Data section:
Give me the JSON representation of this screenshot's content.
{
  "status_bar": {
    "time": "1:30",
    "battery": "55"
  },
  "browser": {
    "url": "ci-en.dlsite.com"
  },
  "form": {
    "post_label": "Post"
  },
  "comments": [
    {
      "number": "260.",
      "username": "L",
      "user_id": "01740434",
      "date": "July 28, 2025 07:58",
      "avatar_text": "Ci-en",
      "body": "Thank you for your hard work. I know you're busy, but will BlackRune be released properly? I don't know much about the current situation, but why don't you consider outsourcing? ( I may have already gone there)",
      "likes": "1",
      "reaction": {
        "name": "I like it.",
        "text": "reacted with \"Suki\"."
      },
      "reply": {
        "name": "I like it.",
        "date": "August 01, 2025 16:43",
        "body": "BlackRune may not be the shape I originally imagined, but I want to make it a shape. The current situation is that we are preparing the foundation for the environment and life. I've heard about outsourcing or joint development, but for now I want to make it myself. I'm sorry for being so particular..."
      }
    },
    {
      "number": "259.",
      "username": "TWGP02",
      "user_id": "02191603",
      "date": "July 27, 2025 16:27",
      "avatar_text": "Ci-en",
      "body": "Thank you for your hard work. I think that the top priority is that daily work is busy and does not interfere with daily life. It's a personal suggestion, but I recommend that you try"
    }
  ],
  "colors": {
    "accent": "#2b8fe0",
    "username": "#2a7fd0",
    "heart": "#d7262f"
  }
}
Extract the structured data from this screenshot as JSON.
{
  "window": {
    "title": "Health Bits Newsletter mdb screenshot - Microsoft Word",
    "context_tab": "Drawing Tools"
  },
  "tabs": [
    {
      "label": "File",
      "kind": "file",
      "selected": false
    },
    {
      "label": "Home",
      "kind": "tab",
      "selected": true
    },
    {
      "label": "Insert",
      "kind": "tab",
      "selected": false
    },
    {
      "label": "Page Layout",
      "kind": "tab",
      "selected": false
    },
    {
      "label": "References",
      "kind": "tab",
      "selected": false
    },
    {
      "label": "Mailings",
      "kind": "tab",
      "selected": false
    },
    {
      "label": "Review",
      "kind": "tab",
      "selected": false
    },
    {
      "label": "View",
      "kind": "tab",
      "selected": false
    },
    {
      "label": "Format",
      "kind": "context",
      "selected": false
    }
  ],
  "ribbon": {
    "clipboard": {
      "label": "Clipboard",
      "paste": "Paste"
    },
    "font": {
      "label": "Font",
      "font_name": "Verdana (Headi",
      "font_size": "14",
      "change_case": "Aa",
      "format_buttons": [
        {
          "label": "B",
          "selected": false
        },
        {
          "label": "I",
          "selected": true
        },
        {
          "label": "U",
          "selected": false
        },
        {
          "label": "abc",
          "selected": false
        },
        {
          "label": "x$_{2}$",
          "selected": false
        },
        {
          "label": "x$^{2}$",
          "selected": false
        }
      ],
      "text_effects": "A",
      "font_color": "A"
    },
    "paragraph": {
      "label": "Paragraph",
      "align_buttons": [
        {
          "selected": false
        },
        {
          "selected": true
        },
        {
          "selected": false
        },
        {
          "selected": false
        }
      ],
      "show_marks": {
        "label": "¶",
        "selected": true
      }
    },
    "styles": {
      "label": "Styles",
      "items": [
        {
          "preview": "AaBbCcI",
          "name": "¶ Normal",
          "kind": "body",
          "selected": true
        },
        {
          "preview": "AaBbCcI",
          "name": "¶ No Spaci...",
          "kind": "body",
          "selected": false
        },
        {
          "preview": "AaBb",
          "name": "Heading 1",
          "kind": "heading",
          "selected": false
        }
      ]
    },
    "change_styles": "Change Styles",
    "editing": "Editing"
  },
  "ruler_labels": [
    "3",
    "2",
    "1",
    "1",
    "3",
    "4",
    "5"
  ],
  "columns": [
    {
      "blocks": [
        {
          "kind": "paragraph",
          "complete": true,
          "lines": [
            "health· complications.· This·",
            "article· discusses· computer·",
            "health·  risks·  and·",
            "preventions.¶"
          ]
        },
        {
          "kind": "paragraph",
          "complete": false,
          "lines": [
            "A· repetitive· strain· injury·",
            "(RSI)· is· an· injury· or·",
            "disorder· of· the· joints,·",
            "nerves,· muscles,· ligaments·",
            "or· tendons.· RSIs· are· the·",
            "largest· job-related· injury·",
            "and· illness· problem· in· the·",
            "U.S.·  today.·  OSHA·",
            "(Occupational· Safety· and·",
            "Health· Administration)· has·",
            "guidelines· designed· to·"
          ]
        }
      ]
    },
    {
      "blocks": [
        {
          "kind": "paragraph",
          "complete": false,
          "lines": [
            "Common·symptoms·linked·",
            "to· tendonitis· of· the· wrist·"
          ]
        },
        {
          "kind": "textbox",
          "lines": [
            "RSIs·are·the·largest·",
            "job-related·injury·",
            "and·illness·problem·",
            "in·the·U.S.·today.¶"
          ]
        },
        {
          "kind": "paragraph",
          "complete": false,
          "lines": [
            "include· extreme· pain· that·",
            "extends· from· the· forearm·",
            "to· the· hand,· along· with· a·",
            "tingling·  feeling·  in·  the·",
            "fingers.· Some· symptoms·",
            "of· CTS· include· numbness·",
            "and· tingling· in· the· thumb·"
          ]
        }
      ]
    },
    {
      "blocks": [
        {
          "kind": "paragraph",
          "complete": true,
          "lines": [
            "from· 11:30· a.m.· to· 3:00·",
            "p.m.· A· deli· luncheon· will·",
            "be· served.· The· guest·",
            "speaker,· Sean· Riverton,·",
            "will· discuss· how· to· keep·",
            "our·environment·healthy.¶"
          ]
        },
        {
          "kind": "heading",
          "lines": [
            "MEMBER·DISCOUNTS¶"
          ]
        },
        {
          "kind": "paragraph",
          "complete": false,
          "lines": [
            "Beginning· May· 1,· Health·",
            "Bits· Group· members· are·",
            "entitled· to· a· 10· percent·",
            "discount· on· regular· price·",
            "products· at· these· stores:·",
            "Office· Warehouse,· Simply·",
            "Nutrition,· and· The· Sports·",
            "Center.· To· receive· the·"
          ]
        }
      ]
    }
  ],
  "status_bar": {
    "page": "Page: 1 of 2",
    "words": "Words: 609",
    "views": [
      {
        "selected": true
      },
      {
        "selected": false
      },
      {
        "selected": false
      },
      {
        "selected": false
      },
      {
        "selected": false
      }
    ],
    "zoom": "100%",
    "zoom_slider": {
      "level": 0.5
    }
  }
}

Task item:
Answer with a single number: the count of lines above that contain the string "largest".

Result:
2